Prolonging of life, according to McDermid and Bagshaw (2009), involves provision of intensive care services in order to avoid premature deaths of patients and more suffering. The use of technological facilities by medical personnel has greatly helped in enhancement and prolonging of patients’ lives which could otherwise become extinct. Prolonging life for patients in health facilities does not just therefore involve technological tools and facilities alone but rather, a combined effort of adequate capital and human resources to make it a success. Various case studies have indicated that indeed, patient outcomes have been known to be improved through provision of early support for patients in an intensive care environment. The authors of the article “Prolonging life and delaying death…” assert that the provision of critical care meant for prolonging live among individuals is currently an emerging crisis that has become a conflict between the expectations o individuals and the economic burden shouldered by the society and that the government is ready to provide (www.peh-med.com).

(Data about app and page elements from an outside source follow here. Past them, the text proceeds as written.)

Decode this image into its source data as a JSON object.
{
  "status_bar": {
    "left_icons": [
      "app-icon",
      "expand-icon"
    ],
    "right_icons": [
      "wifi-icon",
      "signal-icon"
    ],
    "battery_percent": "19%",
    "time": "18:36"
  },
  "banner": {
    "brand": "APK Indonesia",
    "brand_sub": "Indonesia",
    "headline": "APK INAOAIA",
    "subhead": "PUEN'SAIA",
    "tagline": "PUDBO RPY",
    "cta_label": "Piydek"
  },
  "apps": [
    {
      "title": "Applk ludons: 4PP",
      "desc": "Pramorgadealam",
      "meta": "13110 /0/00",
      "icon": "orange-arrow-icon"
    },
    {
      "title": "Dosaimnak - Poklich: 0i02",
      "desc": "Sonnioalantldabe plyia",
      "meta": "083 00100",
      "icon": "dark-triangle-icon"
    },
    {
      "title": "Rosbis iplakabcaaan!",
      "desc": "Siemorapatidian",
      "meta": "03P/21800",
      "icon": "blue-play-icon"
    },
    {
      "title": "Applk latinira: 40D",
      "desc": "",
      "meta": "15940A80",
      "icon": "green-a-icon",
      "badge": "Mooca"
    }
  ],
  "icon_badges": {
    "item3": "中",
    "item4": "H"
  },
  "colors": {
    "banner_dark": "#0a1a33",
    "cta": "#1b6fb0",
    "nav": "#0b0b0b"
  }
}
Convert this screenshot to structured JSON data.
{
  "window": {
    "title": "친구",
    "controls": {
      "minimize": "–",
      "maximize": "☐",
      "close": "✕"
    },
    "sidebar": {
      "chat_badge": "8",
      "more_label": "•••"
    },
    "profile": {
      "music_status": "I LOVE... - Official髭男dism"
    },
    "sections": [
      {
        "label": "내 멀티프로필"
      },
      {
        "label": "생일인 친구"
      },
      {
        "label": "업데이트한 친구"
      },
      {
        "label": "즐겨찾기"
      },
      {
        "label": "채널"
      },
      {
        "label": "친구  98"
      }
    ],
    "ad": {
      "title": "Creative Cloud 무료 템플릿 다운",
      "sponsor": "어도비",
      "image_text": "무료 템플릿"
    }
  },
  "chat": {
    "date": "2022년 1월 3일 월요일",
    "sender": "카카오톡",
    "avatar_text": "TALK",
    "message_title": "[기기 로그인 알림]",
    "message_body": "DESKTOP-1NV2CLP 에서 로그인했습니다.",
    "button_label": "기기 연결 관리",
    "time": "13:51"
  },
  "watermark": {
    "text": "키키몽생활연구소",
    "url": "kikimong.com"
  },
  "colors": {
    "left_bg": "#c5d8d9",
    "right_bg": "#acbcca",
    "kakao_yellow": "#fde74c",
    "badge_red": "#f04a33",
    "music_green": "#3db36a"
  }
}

Despite the fact that the authors of the above article makes both explicit and implicit statements, they argue that the provision of such critical care therapy should be in a timely manner for those in need of it and that such provision has been dependant on the availability of human resources and capital. The authors therefore seek to generate dialogue regarding the dynamic between clinicians on the use of critical care support, increasing demands of critical care capacity and what the society expects. This aim therefore clearly accounts for the reason why the authors advocate for the use of critical care support. The society and the medical community both advocate for the use of critical care support to prolong life because any timely and appropriate initiation of intensive technological and monitoring support in patients in the ICU will result in enhanced clinical outcomes. It also provides clinicians with an opportunity of prolonging the lives of patients, something that was difficult to achieve in recent past.

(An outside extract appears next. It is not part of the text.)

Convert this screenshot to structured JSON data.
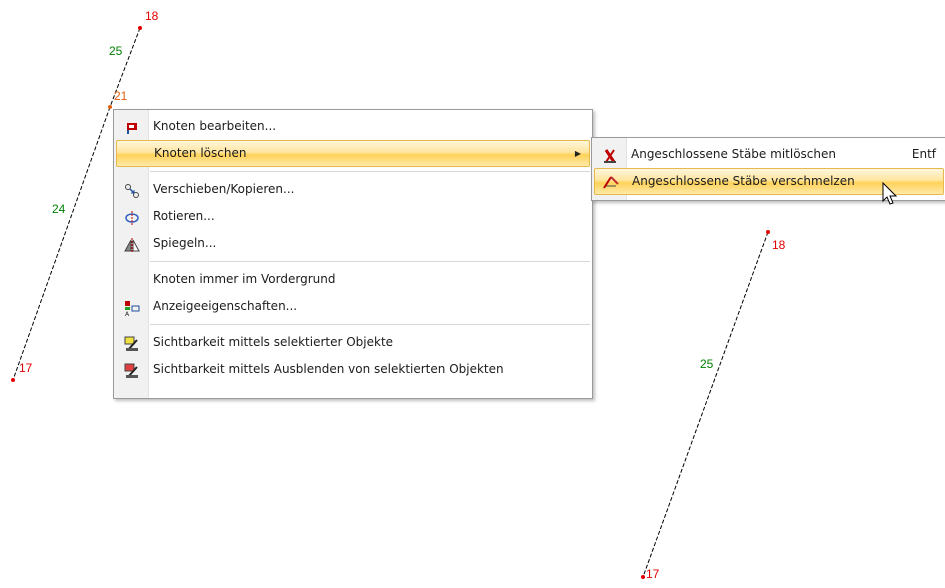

In order to prolong life in medical facilities, the vigorous awareness should be created among the general public by the medical practitioners regarding the issue of life support in the Intensive Care Unit (ICU). The government and all the concerned stakeholders should therefore work as a team to ensure lives of patients are prolonged through the provision of adequate capital and medical personnel.

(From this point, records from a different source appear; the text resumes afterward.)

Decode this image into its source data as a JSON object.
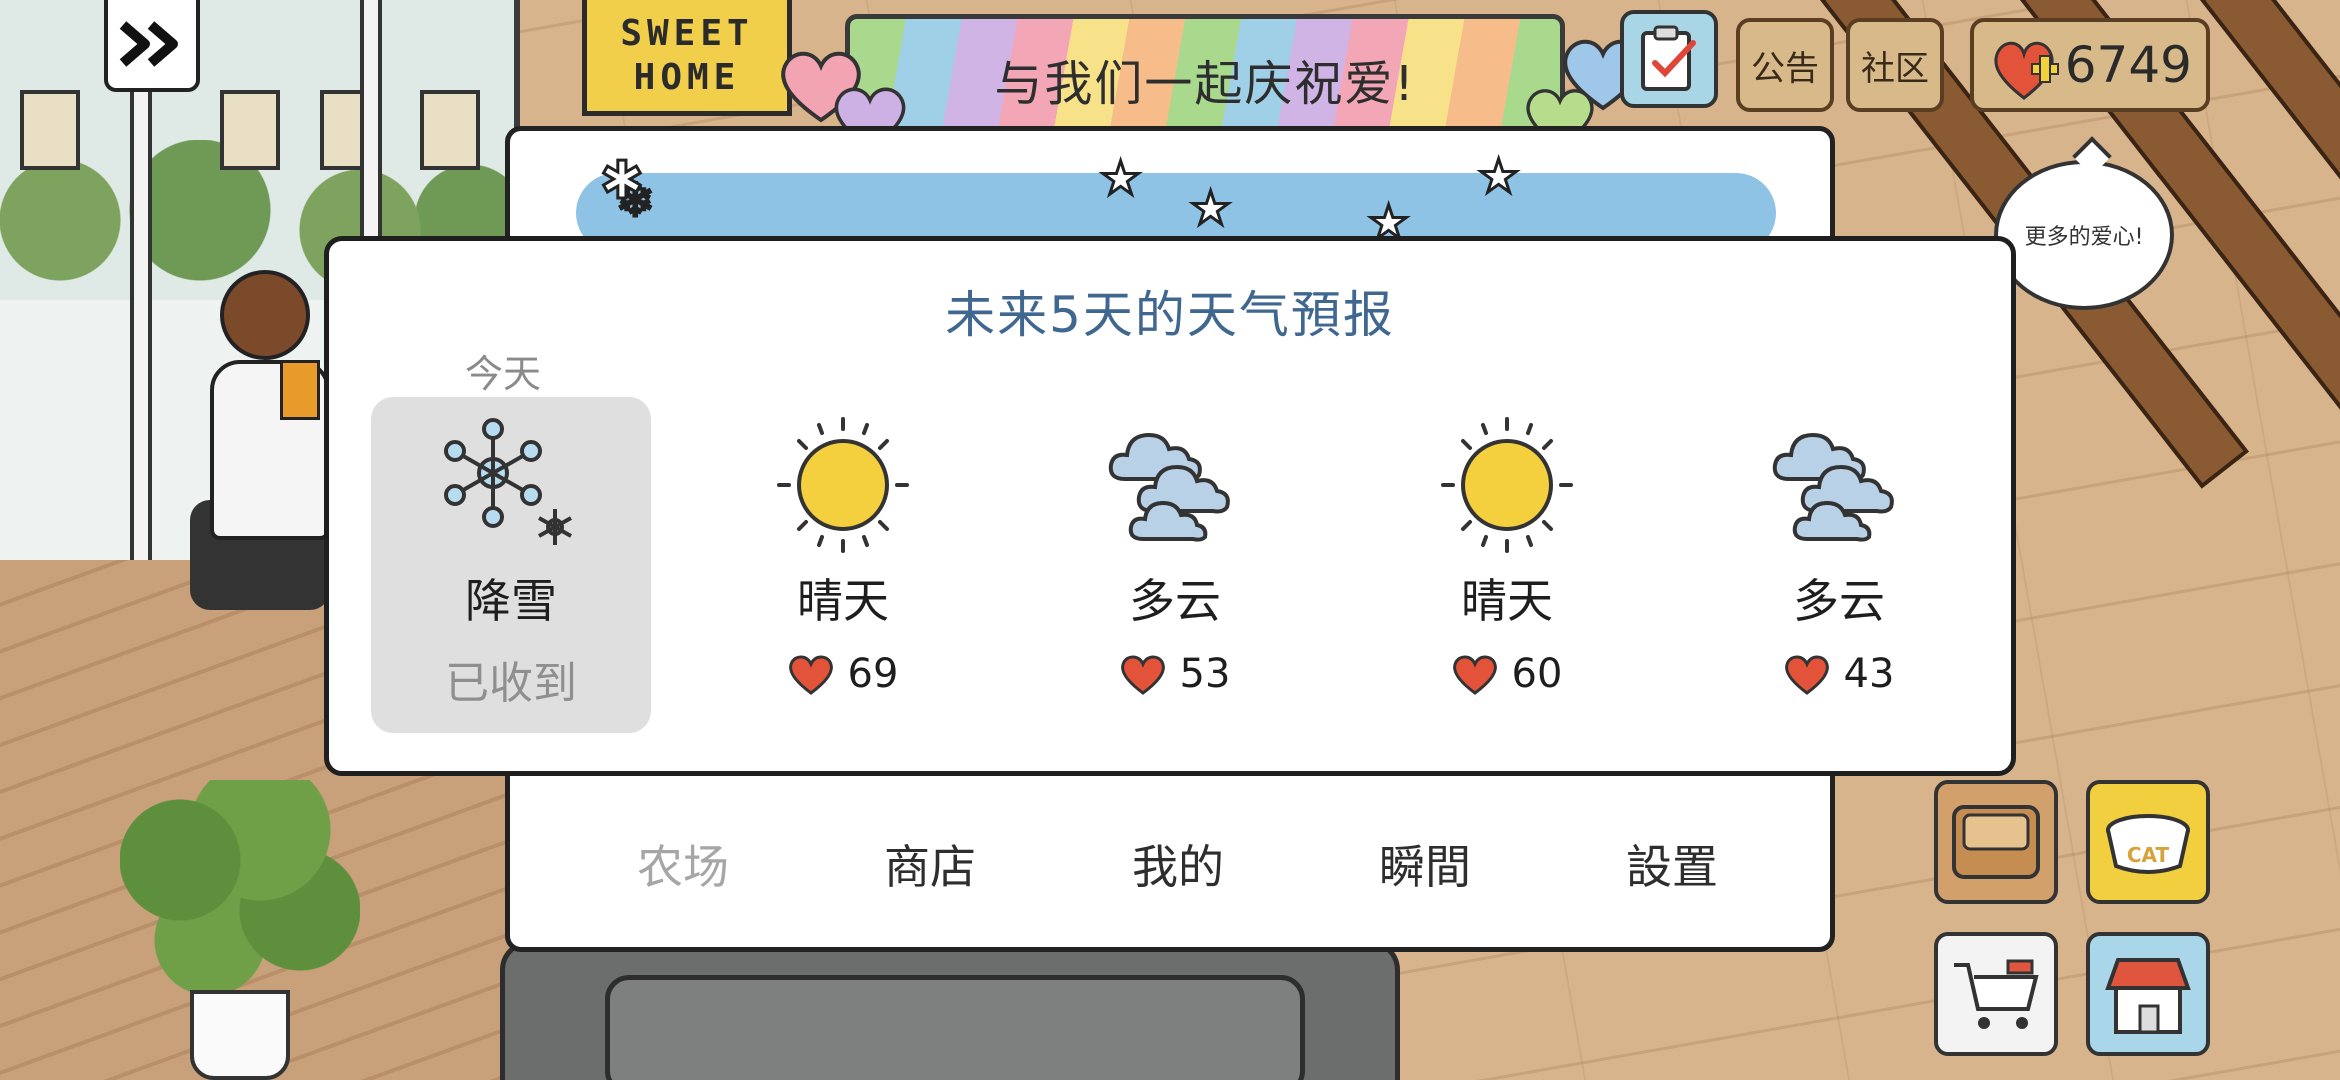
{
  "topbar": {
    "skip_icon": "double-chevron-right-icon",
    "sign_line1": "SWEET",
    "sign_line2": "HOME",
    "banner_text": "与我们一起庆祝爱!",
    "announcement_label": "公告",
    "community_label": "社区",
    "hearts_count": "6749"
  },
  "speech_bubble": "更多的爱心!",
  "menu": {
    "items": [
      {
        "label": "农场",
        "active": false
      },
      {
        "label": "商店"
      },
      {
        "label": "我的"
      },
      {
        "label": "瞬間"
      },
      {
        "label": "設置"
      }
    ]
  },
  "forecast": {
    "title": "未来5天的天气預报",
    "today_label": "今天",
    "days": [
      {
        "weather": "降雪",
        "icon": "snowflake-icon",
        "status": "已收到"
      },
      {
        "weather": "晴天",
        "icon": "sun-icon",
        "hearts": "69"
      },
      {
        "weather": "多云",
        "icon": "cloud-icon",
        "hearts": "53"
      },
      {
        "weather": "晴天",
        "icon": "sun-icon",
        "hearts": "60"
      },
      {
        "weather": "多云",
        "icon": "cloud-icon",
        "hearts": "43"
      }
    ]
  },
  "colors": {
    "title": "#3f6790",
    "heart": "#e2533a",
    "sun": "#f4cf3e",
    "cloud": "#b8d1e6",
    "snow": "#8fc3e6"
  }
}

However, the authors provide rebuttal statements when they claim that despite the fact that the use of modern medical technology and in particular the use of advanced life support is an effective tool towards treating illnesses that are critical, the same has been distorted in the public media making any recovery from any critical ailment to be unrealistically high in societal expectations. Physicians, on the other hand, are also placed in a conflict of interest through pressures in using the available resources prudently and promotion of health care that can be equitably be accesses by all and sundry.
Conditions of rebuttal by the authors are fairly represented when they call for the provision of the needed supplies, equipment, and personnel to cater for the increased demand for provision of enhanced life support by the medical fraternity. Provision of adequate resources and human labour will ensure that physicians do not compromise the use of critical care support in patients but will rather provide such services as when they are needed and thus greatly prolong the lives of patients who could other wise succumbed to death in the lack of such services. The authors further offer a convincing rebuttal when they assert that indeed, deaths resulting from lack of critical care support in patients who are critically ill could be reduced if all the resources were available and enough to provide for all (www.peh-med.com).